For years SAP’s bread-and-butter has been developing application software to run on third-party databases, including archrival Oracle. With the advent of HANA, however, SAP finds itself in the unfamiliar role of soliciting outside developers to build applications for its own database platform.
That’s what SAP has been up to since February when it began reaching out to start-ups to develop Big Data applications to run on top of HANA. According to the Wall Street Journal, SAP has talked with hundreds of start-ups since then and invited 37 of the most promising app developers to take part in a year-long incubator program. Those selected thus far include Alert Enterprises and Zettaset. From WSJ.com:
SAP is looking for start-ups that have a viable product, at least one customer in the pipeline, a use case for big data and less than $40 million in revenue, according to websites advertising the forums. Those start-ups that participate in the accelerator get free access to SAP’s technical resources and customers and guidance through what [Zettaset’s Timothy] Straight called “the SAP maze.”
Some start-ups may also receive funding from SAP Ventures, which is launching a $155 million early-stage fund for HANA investments.
The goal is to supplement SAP’s internal Big Data application development efforts with outside developers that bring a different, perhaps fresher perspective to the game. It’s a smart move on SAP’s part, as the lucrative white space in the Big Data market is definitely applications.
In fact, any vendor that can deliver practical, easy-to-use Big Data applications in the near-term has a real opportunity to solidify its position in the market. With a renewed focus on building intuitive user interfaces for its own applications, a commitment to nurturing talented third-party app developers with this new initiative, and with a solid Big Data foundation in HANA, SAP is in as good a position as any, I believe, to do just that.
SAP also recently improved integration between HANA and its business intelligence portfolio with Hadoop, the popular open source Big Data storage and processing platform. It’s a good sign that SAP may be finally embracing the Hadoop ecosystem, where much of the action and exciting developments in Big Data are taking place.
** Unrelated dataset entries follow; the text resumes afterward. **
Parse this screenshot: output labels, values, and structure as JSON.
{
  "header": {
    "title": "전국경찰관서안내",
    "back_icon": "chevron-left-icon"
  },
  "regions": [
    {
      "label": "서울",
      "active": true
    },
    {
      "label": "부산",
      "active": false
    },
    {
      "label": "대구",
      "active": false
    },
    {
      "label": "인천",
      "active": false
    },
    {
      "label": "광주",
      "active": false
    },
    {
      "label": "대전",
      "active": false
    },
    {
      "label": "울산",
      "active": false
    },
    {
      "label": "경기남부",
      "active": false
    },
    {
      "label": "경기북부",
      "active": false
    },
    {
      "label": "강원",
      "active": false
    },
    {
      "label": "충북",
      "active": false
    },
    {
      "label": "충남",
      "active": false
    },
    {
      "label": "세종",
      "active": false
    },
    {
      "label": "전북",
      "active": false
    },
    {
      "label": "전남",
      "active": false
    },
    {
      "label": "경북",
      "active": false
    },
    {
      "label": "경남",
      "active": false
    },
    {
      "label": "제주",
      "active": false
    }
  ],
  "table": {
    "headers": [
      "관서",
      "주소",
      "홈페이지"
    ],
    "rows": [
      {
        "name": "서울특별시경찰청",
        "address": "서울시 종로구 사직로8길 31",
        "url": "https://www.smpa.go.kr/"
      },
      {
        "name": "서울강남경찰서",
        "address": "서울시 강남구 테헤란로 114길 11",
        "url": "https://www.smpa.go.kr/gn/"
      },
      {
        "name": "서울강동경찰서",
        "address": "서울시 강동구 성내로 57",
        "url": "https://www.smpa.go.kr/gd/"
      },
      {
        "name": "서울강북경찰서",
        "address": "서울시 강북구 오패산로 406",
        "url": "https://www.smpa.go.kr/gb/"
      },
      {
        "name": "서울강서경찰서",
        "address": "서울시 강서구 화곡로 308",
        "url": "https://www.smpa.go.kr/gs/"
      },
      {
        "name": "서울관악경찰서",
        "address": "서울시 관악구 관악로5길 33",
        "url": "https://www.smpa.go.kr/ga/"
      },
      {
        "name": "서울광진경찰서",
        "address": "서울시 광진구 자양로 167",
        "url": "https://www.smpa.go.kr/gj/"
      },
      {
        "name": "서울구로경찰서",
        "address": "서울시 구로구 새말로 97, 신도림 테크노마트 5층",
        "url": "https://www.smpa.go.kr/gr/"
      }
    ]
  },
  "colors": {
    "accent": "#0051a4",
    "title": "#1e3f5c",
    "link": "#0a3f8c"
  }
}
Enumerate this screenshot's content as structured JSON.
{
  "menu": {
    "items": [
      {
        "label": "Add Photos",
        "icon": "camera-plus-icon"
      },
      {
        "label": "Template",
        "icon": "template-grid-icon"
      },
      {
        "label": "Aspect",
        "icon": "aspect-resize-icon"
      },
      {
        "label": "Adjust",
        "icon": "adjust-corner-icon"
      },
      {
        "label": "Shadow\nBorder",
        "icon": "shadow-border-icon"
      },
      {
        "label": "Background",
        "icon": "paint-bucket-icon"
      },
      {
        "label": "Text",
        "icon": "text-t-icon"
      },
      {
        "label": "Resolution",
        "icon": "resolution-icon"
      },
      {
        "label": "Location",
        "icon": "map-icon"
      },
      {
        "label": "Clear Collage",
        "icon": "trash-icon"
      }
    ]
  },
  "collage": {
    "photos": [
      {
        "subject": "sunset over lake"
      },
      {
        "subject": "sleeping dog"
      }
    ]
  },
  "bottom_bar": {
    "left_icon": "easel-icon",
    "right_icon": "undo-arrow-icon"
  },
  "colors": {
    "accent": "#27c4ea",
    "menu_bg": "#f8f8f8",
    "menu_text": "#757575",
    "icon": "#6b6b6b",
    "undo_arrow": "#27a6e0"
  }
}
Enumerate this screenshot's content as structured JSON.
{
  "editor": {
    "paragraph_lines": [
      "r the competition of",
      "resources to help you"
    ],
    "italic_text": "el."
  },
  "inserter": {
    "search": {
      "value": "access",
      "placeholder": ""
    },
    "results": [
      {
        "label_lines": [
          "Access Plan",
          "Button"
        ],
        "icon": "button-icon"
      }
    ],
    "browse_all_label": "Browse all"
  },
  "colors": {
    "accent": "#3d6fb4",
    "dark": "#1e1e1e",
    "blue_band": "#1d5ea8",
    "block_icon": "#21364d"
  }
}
But the role-reversal for SAP does not come without risks. Namely, betting on start-ups is always a hit-and-miss exercise, and poorly designed third-party apps for HANA could reflect poorly on SAP as well as the developer. Marketing and selling database software is also a different beast than peddling applications, requiring SAP to continue developing new distribution channels for its in-memory database.